Are among the most beautiful turtles in the world and were once common and easily found. Habitat loss due to development and roadways have decimated many breeding populations. Poaching has become a major concern as Box Turtles are also highly praised as pets and consumed for assumed medicinal properties in many Asian countries. Unlike much wildlife that relocates when put in harm’s way, the Eastern Box Turtle does what it has done for millions of years, it closes its shell and waits for the danger to pass. No match for our modern, mechanized world, as its habitat is destroyed, so are the turtles.
Herpetologists began studying the effects of relocating and preserving habitat for the Eastern Box Turtle around 1990. This reptile is native only to the Eastern United States, and is difficult to relocate because of its homing instinct.

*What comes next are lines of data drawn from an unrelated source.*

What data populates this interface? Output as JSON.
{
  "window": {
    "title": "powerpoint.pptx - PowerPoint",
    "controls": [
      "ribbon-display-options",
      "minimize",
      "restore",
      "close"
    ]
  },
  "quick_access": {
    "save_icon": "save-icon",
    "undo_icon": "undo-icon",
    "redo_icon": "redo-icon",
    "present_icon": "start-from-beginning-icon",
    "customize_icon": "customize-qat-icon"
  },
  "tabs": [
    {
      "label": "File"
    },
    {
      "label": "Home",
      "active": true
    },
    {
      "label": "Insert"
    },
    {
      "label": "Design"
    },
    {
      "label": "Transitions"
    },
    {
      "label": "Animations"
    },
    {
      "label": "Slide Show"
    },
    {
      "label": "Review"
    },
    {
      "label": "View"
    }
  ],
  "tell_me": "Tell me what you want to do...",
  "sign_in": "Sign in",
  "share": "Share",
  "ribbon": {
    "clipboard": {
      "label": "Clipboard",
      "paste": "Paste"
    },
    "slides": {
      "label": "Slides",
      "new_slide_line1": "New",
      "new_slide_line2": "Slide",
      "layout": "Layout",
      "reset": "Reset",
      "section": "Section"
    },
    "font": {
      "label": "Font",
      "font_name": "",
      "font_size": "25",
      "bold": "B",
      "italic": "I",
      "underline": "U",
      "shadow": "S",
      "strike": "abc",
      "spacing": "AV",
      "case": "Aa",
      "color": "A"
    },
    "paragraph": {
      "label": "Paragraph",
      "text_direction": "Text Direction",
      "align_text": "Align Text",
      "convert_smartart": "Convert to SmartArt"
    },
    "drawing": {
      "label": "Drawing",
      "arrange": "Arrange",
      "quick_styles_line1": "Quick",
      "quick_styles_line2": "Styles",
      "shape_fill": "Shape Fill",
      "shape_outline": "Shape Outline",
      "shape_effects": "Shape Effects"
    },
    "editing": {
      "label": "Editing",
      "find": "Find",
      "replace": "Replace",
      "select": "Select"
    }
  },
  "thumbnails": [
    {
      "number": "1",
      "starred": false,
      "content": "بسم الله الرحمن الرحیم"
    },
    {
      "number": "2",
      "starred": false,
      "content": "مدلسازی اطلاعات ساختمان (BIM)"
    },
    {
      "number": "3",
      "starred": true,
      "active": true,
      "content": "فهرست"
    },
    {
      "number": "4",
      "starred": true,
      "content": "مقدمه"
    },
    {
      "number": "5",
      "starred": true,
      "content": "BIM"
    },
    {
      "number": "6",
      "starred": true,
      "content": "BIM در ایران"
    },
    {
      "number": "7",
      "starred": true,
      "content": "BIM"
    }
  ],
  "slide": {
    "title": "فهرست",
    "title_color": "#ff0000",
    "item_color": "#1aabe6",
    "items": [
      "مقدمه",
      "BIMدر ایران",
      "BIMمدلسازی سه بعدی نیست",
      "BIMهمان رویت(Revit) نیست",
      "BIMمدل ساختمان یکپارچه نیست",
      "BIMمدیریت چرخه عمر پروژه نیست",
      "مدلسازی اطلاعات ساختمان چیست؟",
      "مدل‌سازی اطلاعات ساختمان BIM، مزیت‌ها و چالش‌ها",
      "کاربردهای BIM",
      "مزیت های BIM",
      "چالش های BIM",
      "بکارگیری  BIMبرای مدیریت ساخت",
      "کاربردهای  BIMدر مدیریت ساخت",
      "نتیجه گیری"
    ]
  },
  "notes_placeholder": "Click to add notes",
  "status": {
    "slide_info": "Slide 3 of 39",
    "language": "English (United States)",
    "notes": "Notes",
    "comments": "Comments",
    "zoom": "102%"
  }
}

If relocated, the Eastern Box Turtle will try to find its way back to its hatching place, and the resulting danger of death due to lack of food and road crossings claims many individuals
Wild Box Turtles captured or rescued due to injury are required by state regulations to be released at the place of capture. If this habitat has been altered, survival is unlikely and many individuals face an early death. These turtles are prime candidates for sanctuary release, where they can live a natural secure life.
Captive Box Turtles can not be released into the wild where they may expose native populations to disease. With an expected life span of more than 100 years, owners often tire of the responsibility and have very few options for re-homing their turtle. These pets can be rehabilitated and live in a secure sanctuary habitat with others of their kind